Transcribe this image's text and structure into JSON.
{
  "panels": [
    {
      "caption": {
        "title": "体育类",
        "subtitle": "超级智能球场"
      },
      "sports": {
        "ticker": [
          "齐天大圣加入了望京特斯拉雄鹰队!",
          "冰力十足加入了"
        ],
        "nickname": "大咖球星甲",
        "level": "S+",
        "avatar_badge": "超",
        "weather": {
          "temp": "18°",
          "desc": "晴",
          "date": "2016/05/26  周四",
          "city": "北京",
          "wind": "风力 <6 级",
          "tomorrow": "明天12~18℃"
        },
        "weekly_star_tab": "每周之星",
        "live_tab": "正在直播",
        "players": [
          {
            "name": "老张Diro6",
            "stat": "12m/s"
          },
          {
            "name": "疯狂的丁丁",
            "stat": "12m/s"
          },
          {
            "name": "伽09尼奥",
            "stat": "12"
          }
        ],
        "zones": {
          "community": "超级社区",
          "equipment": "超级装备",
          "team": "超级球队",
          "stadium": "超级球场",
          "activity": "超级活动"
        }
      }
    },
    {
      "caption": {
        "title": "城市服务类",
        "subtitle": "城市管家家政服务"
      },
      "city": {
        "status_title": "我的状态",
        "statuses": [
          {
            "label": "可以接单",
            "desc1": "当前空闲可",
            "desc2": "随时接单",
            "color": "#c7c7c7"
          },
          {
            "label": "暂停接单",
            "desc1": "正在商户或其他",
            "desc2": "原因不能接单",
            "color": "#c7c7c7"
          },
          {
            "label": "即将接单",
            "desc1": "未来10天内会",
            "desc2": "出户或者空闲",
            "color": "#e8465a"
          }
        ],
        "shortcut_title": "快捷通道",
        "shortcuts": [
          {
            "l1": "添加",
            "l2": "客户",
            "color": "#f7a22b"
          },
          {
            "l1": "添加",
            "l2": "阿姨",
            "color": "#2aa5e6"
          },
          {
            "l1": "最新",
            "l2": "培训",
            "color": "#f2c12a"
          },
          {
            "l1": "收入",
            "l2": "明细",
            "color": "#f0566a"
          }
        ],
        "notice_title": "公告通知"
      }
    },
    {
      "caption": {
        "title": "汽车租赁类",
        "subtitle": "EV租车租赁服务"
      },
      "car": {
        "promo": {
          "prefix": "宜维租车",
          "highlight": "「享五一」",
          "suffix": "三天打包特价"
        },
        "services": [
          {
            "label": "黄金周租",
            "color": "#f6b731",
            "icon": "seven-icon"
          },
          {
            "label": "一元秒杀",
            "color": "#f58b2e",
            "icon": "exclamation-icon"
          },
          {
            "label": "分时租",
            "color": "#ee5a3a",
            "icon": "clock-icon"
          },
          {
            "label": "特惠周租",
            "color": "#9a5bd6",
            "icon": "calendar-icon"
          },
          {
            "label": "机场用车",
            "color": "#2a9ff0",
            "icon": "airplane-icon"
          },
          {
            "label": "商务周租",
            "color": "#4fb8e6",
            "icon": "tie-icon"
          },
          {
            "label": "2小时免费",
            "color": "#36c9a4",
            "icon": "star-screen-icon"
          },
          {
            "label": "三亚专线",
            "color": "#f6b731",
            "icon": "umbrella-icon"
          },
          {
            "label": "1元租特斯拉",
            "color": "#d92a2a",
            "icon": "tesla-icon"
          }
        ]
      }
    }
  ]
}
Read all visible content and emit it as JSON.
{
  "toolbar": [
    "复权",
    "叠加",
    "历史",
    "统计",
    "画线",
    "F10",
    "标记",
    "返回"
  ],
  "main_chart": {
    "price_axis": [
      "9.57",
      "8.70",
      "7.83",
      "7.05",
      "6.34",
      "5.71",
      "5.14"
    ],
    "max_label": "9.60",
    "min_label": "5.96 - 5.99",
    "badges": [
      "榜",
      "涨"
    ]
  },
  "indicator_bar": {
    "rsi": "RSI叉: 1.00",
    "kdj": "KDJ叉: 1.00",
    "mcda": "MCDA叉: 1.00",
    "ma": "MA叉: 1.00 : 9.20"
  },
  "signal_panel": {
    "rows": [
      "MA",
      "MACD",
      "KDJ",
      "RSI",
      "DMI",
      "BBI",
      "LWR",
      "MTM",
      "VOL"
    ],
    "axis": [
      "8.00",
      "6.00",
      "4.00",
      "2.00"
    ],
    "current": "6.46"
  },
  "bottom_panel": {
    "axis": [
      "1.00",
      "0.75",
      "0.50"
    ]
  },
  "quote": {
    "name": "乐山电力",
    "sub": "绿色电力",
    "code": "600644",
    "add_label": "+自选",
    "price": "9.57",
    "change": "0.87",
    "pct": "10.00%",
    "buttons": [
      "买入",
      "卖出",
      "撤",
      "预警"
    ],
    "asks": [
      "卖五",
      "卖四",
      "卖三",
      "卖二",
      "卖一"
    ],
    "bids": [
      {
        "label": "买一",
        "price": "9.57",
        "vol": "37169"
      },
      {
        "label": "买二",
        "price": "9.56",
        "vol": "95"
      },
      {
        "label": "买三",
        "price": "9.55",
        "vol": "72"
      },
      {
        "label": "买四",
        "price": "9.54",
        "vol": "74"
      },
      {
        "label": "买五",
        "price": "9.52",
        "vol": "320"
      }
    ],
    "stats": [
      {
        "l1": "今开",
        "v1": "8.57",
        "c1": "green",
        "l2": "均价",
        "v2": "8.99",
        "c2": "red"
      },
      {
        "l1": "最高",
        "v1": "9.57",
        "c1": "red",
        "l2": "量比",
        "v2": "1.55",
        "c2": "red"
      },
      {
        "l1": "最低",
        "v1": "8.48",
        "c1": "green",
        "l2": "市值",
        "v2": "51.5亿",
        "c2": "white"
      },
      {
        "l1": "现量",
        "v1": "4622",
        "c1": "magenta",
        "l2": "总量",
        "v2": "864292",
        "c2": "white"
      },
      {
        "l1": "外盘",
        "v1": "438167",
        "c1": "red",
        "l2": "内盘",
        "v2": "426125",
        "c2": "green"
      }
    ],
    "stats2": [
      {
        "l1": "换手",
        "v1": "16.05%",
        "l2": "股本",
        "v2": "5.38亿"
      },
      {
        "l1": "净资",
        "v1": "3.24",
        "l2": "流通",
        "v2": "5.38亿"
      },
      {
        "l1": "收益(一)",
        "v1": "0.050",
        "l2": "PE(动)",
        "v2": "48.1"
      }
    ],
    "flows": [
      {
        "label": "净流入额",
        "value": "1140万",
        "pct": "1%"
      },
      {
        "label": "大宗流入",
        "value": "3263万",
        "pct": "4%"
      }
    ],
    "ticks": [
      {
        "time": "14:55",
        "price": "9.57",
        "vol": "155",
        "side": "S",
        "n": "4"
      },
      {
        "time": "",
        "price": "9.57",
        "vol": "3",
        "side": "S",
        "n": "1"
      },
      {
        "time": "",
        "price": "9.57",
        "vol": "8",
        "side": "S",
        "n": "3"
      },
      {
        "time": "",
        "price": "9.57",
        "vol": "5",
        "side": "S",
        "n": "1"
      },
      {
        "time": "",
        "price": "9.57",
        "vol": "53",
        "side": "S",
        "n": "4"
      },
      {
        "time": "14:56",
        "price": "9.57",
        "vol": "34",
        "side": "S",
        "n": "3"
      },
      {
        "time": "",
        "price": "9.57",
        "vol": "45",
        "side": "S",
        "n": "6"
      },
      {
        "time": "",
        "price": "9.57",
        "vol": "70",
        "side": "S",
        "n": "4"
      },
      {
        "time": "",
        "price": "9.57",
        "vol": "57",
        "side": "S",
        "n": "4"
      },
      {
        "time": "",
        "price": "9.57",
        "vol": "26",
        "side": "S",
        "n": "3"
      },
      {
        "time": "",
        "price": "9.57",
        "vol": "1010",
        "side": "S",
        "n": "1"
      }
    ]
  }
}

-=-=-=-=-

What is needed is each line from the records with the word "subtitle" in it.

        "subtitle": "超级智能球场"
        "subtitle": "城市管家家政服务"
        "subtitle": "EV租车租赁服务"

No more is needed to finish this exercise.